▶ [What the exercise asks]:
Start the copy at the line containing "Decode this image" and run it through the last line of the records. Repeat each line exactly; omit pictures.

☆ ☆ ☆ ☆

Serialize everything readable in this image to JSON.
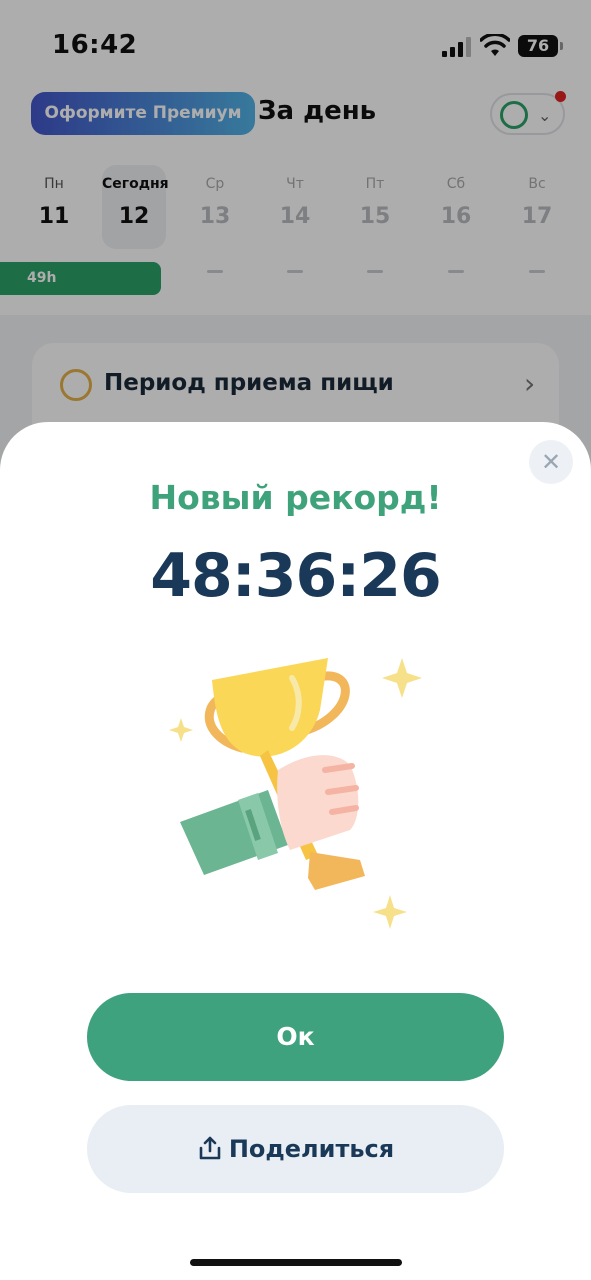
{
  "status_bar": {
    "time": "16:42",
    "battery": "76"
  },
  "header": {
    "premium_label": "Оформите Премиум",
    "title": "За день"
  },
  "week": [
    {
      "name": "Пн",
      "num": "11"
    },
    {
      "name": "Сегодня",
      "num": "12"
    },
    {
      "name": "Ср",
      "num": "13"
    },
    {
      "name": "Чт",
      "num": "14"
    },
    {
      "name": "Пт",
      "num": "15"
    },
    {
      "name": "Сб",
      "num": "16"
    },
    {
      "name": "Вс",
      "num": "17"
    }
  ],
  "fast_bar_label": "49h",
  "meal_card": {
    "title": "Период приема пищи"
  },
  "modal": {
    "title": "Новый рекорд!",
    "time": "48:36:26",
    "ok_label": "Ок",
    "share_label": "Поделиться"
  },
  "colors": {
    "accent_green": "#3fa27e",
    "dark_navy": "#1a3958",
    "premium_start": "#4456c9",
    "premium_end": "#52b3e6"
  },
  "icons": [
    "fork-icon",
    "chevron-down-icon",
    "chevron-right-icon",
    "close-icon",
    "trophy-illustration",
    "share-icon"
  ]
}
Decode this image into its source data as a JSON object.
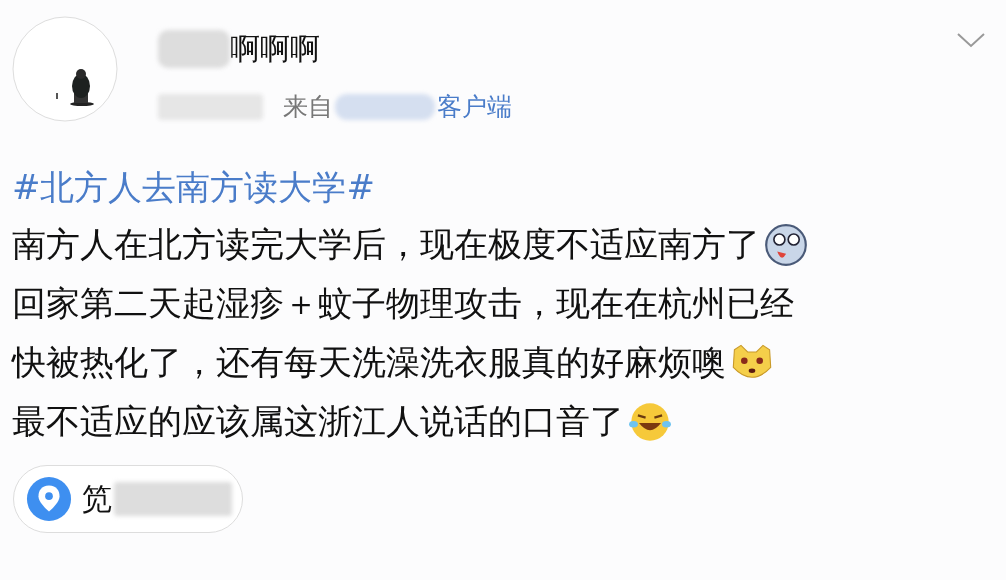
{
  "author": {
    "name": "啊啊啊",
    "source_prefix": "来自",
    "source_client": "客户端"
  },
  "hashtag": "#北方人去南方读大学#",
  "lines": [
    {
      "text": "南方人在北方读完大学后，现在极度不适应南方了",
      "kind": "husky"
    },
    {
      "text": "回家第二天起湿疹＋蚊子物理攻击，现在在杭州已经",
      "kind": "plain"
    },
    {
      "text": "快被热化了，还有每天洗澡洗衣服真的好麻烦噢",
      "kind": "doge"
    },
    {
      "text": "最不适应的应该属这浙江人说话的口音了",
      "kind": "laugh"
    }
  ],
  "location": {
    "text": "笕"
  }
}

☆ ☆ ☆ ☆

▶ [Solution to this problem]:
Decode this image into its source data as a JSON object.
{
  "author": {
    "name": "啊啊啊",
    "source_prefix": "来自",
    "source_client": "客户端"
  },
  "hashtag": "#北方人去南方读大学#",
  "lines": [
    {
      "text": "南方人在北方读完大学后，现在极度不适应南方了",
      "kind": "husky"
    },
    {
      "text": "回家第二天起湿疹＋蚊子物理攻击，现在在杭州已经",
      "kind": "plain"
    },
    {
      "text": "快被热化了，还有每天洗澡洗衣服真的好麻烦噢",
      "kind": "doge"
    },
    {
      "text": "最不适应的应该属这浙江人说话的口音了",
      "kind": "laugh"
    }
  ],
  "location": {
    "text": "笕"
  }
}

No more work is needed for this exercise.